Component data from apps and pages

○ ○ ○ ○ ○

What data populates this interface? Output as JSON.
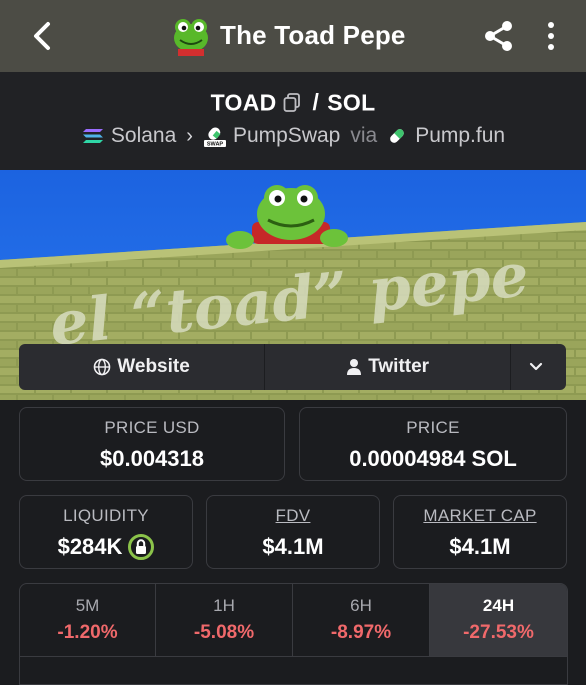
{
  "header": {
    "title": "The Toad Pepe",
    "back_icon": "chevron-left-icon",
    "share_icon": "share-icon",
    "more_icon": "vertical-dots-icon"
  },
  "pair": {
    "base": "TOAD",
    "separator": "/",
    "quote": "SOL",
    "chain": "Solana",
    "dex": "PumpSwap",
    "via_label": "via",
    "launchpad": "Pump.fun"
  },
  "banner": {
    "text": "el “toad” pepe"
  },
  "links": {
    "website": "Website",
    "twitter": "Twitter"
  },
  "stats": {
    "price_usd_label": "PRICE USD",
    "price_usd": "$0.004318",
    "price_label": "PRICE",
    "price": "0.00004984 SOL",
    "liquidity_label": "LIQUIDITY",
    "liquidity": "$284K",
    "fdv_label": "FDV",
    "fdv": "$4.1M",
    "mcap_label": "MARKET CAP",
    "mcap": "$4.1M"
  },
  "timeframes": [
    {
      "label": "5M",
      "change": "-1.20%"
    },
    {
      "label": "1H",
      "change": "-5.08%"
    },
    {
      "label": "6H",
      "change": "-8.97%"
    },
    {
      "label": "24H",
      "change": "-27.53%"
    }
  ],
  "colors": {
    "negative": "#f0696b",
    "header_bg": "#4c4c45",
    "page_bg": "#1b1c1f",
    "lock_ring": "#8bc34a"
  }
}
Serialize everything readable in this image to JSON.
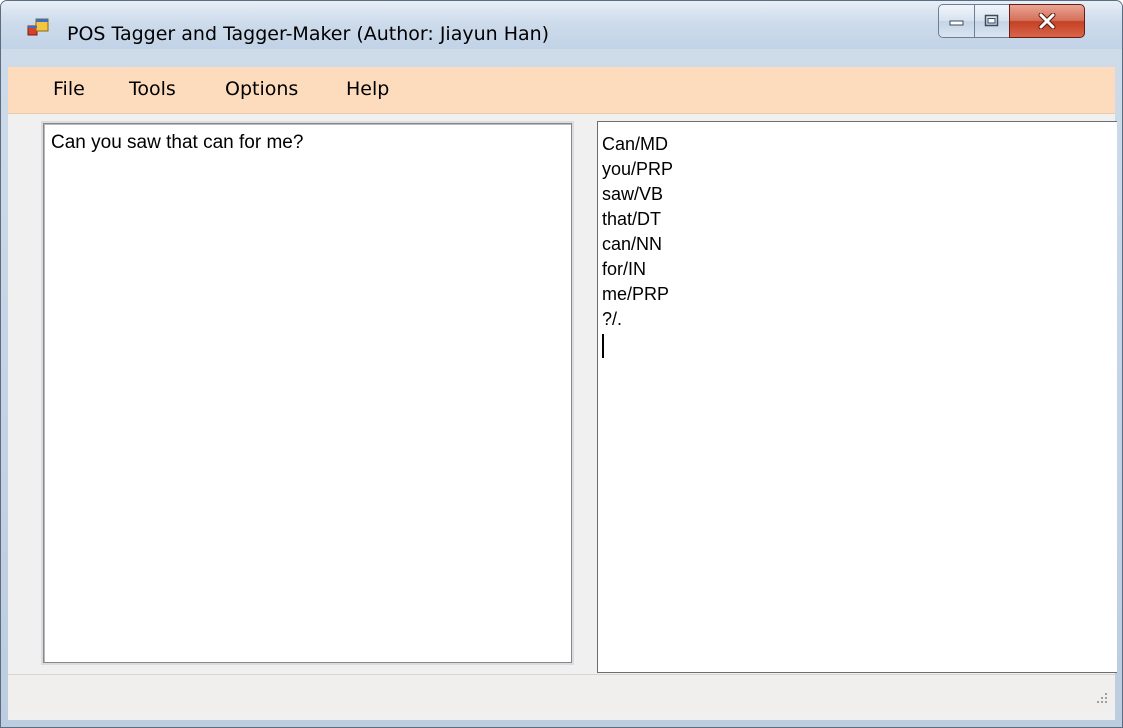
{
  "window": {
    "title": "POS Tagger and Tagger-Maker (Author: Jiayun Han)",
    "icon": "app-window-icon",
    "controls": {
      "minimize_icon": "minimize-icon",
      "maximize_icon": "maximize-icon",
      "close_icon": "close-icon"
    }
  },
  "menubar": {
    "background": "#fcdcbd",
    "items": [
      {
        "label": "File"
      },
      {
        "label": "Tools"
      },
      {
        "label": "Options"
      },
      {
        "label": "Help"
      }
    ]
  },
  "input_text": {
    "value": "Can you saw that can for me?"
  },
  "output_text": {
    "lines": [
      "Can/MD",
      "you/PRP",
      "saw/VB",
      "that/DT",
      "can/NN",
      "for/IN",
      "me/PRP",
      "?/."
    ]
  },
  "statusbar": {
    "grip_icon": "resize-grip-icon"
  }
}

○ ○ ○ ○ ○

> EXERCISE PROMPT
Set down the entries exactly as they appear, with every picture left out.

> COMPLETED EXERCISE
What data populates this interface? Output as JSON.
{
  "header": {
    "title": "The Toad Pepe",
    "back_icon": "chevron-left-icon",
    "share_icon": "share-icon",
    "more_icon": "vertical-dots-icon"
  },
  "pair": {
    "base": "TOAD",
    "separator": "/",
    "quote": "SOL",
    "chain": "Solana",
    "dex": "PumpSwap",
    "via_label": "via",
    "launchpad": "Pump.fun"
  },
  "banner": {
    "text": "el “toad” pepe"
  },
  "links": {
    "website": "Website",
    "twitter": "Twitter"
  },
  "stats": {
    "price_usd_label": "PRICE USD",
    "price_usd": "$0.004318",
    "price_label": "PRICE",
    "price": "0.00004984 SOL",
    "liquidity_label": "LIQUIDITY",
    "liquidity": "$284K",
    "fdv_label": "FDV",
    "fdv": "$4.1M",
    "mcap_label": "MARKET CAP",
    "mcap": "$4.1M"
  },
  "timeframes": [
    {
      "label": "5M",
      "change": "-1.20%"
    },
    {
      "label": "1H",
      "change": "-5.08%"
    },
    {
      "label": "6H",
      "change": "-8.97%"
    },
    {
      "label": "24H",
      "change": "-27.53%"
    }
  ],
  "colors": {
    "negative": "#f0696b",
    "header_bg": "#4c4c45",
    "page_bg": "#1b1c1f",
    "lock_ring": "#8bc34a"
  }
}
Serialize everything readable in this image to JSON.
{
  "window": {
    "title": "POS Tagger and Tagger-Maker (Author: Jiayun Han)",
    "icon": "app-window-icon",
    "controls": {
      "minimize_icon": "minimize-icon",
      "maximize_icon": "maximize-icon",
      "close_icon": "close-icon"
    }
  },
  "menubar": {
    "background": "#fcdcbd",
    "items": [
      {
        "label": "File"
      },
      {
        "label": "Tools"
      },
      {
        "label": "Options"
      },
      {
        "label": "Help"
      }
    ]
  },
  "input_text": {
    "value": "Can you saw that can for me?"
  },
  "output_text": {
    "lines": [
      "Can/MD",
      "you/PRP",
      "saw/VB",
      "that/DT",
      "can/NN",
      "for/IN",
      "me/PRP",
      "?/."
    ]
  },
  "statusbar": {
    "grip_icon": "resize-grip-icon"
  }
}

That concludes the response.